Today is Global Accessibility Awareness Day. If you are reading this post, chances are you knew that, or at least you have some idea what it might be about. And if you’re reading this post, chances are you know me and know I’ve been on a bit of a roll with accessibility and inclusivity lately. I’ve been working with it a lot with my clients, we’ve been tackling the issue with the team at the ethical move and I’ve been attending digital events to strengthen my knowledge of the subject.
But when it comes to the global awareness day, I have to admit, I had been a bit cynical for a while. I sometimes get all caught up in the excitement of awareness days and awareness months, and do all the posting and all the challenges and hope it makes a difference. Other times I see all the excitement about the day and all the noise that gets made about things that matter, and I see it come and go and no one makes any changes. I sometimes worry that putting on a rainbow or zebra stripes or pink ribbons for a day or a month gives us the feeling of having done something without really having made much of an effort.
This time around something happened that made me rethink all that cynicism. A few weeks ago, I was looking for alternatives to google forms to conduct a survey, I was looking at all the usual services and those that I’d used in the past, but I couldn’t find one that worked for what I needed and didn’t feel icky to use. So I started looking around for something new and BlockSurvey came up in my search.
I immediately loved their stance on privacy, data and encryption and couldn’t wait to take it out for a spin. I got in there and everything looked simple and crisp and the interface was so easy to understand. I was elated, until I tried to navigate the survey by tabbing into it. I was saddened to realize that the very first accessibility check I could do, the platform wasn’t equipped to handle.
Looking around the site I saw they had a Discord server set up for their users, so I decided to join and bring up the issue, I’ve made a point of mentioning accessibility to platforms I have to use or would love to use but they are not accessible. The developers replied to me seeing they would implement it soon, I had heard that line before, accessibility is always in the roadmap but it’s never a priority.

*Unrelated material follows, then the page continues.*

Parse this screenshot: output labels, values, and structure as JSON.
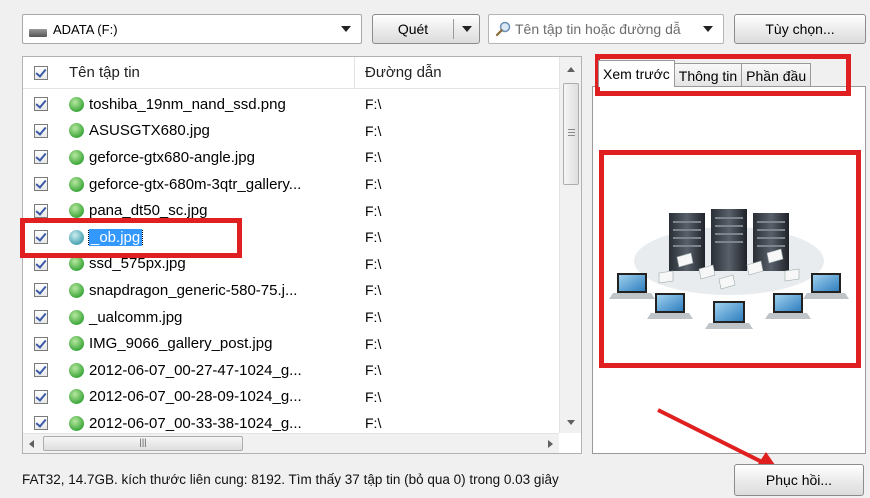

But lo and behold, a few weeks later their newsletter went out and I was surprised to see they had already started putting in the work to make their entire product accessible. I also got a lovely message from Wilson from BlockSurvey, thanking me for highlighting accessibility to them, explaining that they weren’t really aware of the issue but that now they absolutely understand the importance and are going to be implementing it fully.

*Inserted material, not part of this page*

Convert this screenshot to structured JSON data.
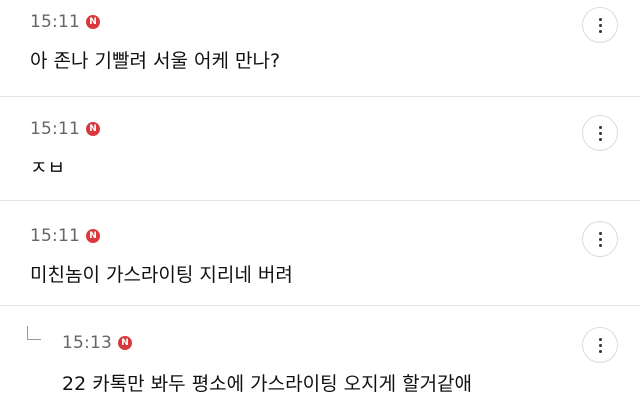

I had never been happier to be proven wrong, I’m incredibly excited to think that this already great product is going to be even better and serve a broader audience thanks to the tiniest of efforts to raise awareness. As it turns out, awareness matters and it can make a difference.